What you are asked to do — Every line from the one containing "Parse this screenshot: output" to the end of the records below, written out word for word, is the whole answer.

App and web page records

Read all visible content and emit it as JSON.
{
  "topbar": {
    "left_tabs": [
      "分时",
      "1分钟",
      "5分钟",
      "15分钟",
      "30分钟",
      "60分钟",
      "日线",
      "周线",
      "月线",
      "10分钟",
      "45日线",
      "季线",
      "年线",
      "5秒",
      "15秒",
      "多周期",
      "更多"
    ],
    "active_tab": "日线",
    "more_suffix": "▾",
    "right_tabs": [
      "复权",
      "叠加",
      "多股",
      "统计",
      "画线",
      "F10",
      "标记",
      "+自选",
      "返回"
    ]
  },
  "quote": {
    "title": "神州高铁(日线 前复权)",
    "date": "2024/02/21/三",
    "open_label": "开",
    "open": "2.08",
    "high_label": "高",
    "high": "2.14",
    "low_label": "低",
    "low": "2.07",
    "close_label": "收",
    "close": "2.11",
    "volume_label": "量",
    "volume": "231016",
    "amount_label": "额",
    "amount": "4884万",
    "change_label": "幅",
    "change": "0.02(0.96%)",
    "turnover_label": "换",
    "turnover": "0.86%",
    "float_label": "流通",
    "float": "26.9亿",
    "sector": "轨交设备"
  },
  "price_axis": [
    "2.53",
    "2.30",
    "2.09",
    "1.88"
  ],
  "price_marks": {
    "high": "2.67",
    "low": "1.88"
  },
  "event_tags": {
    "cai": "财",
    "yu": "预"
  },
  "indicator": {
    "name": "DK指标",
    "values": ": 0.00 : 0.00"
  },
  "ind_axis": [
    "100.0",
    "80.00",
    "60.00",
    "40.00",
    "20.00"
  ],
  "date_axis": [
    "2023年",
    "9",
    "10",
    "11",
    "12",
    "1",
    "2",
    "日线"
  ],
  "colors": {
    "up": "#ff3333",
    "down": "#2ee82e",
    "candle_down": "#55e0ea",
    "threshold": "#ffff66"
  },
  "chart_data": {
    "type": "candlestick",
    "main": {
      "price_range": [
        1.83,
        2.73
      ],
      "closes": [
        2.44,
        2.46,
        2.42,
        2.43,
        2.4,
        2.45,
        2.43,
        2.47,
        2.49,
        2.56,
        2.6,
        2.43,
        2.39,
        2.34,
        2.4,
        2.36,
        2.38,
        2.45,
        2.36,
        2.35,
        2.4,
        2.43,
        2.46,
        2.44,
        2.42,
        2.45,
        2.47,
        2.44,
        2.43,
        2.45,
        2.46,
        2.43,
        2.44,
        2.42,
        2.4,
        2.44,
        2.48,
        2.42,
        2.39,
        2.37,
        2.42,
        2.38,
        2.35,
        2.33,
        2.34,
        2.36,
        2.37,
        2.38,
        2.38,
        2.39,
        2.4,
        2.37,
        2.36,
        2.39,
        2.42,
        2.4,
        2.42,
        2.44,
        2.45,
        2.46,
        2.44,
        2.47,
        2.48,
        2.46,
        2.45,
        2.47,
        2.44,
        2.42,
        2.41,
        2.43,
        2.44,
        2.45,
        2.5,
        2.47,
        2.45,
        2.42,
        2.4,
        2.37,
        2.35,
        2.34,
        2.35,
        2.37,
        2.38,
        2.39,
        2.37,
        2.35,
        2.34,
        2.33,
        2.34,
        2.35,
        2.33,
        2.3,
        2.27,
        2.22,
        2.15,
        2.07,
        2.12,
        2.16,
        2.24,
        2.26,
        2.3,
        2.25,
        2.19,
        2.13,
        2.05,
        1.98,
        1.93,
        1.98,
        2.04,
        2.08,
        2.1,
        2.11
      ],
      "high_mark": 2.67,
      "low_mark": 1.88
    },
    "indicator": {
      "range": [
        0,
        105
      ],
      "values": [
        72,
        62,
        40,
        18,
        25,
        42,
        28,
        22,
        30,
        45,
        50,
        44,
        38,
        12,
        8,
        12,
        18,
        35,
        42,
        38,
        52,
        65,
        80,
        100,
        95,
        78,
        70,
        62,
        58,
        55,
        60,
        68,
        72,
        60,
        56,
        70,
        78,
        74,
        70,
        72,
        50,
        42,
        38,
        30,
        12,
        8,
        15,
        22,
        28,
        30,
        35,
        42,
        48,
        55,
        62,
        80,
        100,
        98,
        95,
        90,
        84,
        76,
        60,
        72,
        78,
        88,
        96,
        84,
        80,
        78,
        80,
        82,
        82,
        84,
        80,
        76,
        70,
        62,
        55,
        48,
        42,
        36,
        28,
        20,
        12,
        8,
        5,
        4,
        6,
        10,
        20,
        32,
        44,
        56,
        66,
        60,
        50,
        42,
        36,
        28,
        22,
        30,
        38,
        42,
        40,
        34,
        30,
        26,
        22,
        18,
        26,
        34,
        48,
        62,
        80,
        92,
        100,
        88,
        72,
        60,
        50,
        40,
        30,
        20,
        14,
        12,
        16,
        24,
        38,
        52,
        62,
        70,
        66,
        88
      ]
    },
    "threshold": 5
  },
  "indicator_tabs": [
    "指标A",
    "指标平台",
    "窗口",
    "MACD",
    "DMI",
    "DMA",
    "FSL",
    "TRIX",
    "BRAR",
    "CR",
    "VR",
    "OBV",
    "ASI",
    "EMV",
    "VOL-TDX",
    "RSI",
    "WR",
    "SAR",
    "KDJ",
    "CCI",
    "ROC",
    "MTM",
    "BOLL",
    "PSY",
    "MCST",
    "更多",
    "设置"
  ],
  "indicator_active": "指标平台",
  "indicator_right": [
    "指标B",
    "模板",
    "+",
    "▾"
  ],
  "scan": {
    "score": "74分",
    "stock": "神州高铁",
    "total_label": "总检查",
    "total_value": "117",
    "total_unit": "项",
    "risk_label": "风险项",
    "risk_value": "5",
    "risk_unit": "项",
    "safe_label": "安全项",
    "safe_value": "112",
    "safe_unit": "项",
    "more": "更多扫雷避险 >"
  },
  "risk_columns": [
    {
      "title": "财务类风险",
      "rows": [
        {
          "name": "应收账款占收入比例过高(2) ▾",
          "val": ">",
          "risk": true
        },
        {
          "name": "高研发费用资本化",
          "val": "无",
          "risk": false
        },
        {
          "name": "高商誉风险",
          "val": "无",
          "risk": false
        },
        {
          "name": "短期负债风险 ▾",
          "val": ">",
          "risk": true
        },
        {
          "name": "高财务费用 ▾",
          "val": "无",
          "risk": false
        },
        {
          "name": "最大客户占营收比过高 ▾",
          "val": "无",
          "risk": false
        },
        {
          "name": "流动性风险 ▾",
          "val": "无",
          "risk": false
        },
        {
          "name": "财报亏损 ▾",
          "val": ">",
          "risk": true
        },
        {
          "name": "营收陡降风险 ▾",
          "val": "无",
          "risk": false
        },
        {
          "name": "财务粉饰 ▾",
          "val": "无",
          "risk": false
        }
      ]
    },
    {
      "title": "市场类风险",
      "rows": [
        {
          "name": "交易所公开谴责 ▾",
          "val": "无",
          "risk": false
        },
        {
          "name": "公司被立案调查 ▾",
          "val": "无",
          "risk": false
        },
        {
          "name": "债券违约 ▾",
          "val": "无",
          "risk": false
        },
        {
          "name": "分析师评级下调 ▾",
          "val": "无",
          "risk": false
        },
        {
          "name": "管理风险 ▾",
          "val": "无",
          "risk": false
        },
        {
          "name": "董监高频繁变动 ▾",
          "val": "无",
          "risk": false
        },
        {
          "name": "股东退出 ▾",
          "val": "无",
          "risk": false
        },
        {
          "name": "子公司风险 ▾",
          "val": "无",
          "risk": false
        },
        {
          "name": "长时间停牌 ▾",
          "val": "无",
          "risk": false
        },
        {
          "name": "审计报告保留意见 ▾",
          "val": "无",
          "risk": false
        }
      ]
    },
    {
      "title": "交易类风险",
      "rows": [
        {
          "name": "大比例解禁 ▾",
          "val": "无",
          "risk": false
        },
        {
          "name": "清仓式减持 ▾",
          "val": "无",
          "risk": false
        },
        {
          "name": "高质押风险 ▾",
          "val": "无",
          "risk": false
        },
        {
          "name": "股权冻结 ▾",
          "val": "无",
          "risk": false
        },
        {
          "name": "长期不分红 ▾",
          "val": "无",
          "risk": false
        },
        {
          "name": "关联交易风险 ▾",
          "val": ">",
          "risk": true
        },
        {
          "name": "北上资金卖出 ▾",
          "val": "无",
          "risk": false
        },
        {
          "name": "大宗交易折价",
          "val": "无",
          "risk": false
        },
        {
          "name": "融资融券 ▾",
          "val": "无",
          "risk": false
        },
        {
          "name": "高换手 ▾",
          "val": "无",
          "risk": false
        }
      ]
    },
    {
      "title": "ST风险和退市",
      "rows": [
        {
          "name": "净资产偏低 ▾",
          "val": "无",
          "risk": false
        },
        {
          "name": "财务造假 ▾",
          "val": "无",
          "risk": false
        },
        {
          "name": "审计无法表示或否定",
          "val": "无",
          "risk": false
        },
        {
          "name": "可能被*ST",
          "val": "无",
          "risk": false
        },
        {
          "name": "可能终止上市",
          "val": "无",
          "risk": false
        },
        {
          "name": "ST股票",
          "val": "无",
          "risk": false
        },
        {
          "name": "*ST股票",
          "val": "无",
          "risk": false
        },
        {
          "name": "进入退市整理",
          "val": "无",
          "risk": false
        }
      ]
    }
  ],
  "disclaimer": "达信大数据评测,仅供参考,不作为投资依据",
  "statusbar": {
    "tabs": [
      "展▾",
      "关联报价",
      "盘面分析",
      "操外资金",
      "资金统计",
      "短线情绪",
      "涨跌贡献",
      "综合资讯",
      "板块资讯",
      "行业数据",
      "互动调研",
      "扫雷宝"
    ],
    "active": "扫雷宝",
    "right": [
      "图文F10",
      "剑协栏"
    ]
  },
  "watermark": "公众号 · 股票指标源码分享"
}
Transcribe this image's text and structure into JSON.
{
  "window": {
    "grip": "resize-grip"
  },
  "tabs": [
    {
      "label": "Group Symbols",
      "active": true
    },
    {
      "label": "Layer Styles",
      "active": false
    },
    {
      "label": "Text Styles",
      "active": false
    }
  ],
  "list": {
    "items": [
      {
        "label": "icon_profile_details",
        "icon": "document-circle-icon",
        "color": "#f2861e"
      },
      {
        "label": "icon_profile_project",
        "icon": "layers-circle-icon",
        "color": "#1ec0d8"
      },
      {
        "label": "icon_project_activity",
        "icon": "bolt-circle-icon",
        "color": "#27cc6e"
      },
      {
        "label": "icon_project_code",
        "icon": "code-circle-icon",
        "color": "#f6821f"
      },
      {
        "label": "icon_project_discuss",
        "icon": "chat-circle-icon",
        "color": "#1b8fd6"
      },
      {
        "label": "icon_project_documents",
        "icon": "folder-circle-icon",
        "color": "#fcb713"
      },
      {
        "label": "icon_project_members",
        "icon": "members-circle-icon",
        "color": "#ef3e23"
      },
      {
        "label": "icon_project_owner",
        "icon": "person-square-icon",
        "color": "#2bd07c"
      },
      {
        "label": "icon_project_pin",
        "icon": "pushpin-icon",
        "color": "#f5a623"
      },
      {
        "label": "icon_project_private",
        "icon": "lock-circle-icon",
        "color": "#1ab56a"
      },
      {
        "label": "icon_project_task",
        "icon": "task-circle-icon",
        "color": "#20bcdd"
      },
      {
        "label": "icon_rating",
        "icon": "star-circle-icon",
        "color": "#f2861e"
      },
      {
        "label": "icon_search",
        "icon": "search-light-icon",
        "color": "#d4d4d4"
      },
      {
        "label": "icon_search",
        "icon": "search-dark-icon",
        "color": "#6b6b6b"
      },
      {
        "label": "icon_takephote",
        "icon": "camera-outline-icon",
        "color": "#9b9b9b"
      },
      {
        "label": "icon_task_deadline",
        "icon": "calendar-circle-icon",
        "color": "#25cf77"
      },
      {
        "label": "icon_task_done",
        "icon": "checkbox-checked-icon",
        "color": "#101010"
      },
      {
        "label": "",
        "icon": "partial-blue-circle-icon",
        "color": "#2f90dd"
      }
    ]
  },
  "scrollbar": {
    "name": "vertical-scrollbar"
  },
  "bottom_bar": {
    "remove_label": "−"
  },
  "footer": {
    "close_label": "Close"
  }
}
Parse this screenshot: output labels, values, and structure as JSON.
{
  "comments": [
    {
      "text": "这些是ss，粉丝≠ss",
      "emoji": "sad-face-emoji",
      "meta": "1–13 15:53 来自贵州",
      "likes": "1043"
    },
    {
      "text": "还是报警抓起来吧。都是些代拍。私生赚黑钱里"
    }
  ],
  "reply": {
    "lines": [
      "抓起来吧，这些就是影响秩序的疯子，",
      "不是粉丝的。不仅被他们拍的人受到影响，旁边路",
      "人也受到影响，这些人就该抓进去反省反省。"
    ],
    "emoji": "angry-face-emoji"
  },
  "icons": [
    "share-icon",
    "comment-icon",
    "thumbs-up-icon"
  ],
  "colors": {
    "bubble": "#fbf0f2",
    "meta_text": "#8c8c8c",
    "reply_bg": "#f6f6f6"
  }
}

Answer —
Parse this screenshot: output labels, values, and structure as JSON.
{
  "comments": [
    {
      "text": "这些是ss，粉丝≠ss",
      "emoji": "sad-face-emoji",
      "meta": "1–13 15:53 来自贵州",
      "likes": "1043"
    },
    {
      "text": "还是报警抓起来吧。都是些代拍。私生赚黑钱里"
    }
  ],
  "reply": {
    "lines": [
      "抓起来吧，这些就是影响秩序的疯子，",
      "不是粉丝的。不仅被他们拍的人受到影响，旁边路",
      "人也受到影响，这些人就该抓进去反省反省。"
    ],
    "emoji": "angry-face-emoji"
  },
  "icons": [
    "share-icon",
    "comment-icon",
    "thumbs-up-icon"
  ],
  "colors": {
    "bubble": "#fbf0f2",
    "meta_text": "#8c8c8c",
    "reply_bg": "#f6f6f6"
  }
}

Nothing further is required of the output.